A Brief History of the Sequoya Review
Echo Literary Magazine, the publication that would one day become the Sequoya Review, was first published in 1965 and remained so named until 1970. Perhaps due to similarities with UTC’s periodical, its name was changed to The Literary Magazine in 1970 and was published quarterly until 1972. In autumn of 1972, the magazine changed its name yet again to Twice Twenty-Two, under which it was published until spring of 1975. In autumn of that year, the magazine was renamed the Sequoya Review as suggested by then-Associate Professor of English, Reed Sunderlin, who wanted the name to reflect an important figure who was born in the Tennessee. Sequoya, a Cherokee, was born in 1760 in Tuskegee, Tennessee to a Caucasian father, who taught him English, and a Cherokee mother. As he matured he began to question the notion of white superiority as he drifted around the Southeast, living in Fort Payne, Alabama, for a while before moving west.

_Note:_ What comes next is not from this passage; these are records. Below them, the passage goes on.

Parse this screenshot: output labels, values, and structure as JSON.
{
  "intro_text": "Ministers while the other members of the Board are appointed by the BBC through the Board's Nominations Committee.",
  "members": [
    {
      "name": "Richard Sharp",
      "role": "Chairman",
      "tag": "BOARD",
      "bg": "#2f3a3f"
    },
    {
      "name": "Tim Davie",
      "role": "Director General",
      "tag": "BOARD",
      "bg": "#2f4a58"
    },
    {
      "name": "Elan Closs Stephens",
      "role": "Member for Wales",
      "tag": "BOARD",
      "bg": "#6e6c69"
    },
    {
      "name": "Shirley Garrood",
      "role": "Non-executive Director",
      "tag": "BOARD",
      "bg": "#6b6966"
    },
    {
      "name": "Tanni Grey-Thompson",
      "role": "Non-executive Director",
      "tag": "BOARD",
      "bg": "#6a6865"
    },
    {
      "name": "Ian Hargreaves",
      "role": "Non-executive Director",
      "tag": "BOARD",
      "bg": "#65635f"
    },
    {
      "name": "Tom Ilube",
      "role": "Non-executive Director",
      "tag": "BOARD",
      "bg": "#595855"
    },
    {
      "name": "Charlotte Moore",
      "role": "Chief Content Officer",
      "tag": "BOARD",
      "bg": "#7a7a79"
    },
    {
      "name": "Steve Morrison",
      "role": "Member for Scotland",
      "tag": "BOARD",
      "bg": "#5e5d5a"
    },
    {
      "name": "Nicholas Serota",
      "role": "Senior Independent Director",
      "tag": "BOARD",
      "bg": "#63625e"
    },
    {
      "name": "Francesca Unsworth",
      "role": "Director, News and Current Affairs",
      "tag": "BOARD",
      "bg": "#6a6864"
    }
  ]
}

While in the West, he was able to form an eighty-six character syllabary, in which the characters represented the sounds of the Cherokee language. In 1821 Sequoya returned to the Southeast and began teaching his people with his new syllabary, fusing written history with the oral traditions of the Cherokee. His efforts led to the 1828 publication of the Cherokee Phoenix, a newspaper that featured articles written in both English and Cherokee. For his work Sequoya received an annual pension of $800 and the Redwood trees of the pacific coast were named after him, being called Sequoias, as was the Sequoia State Park.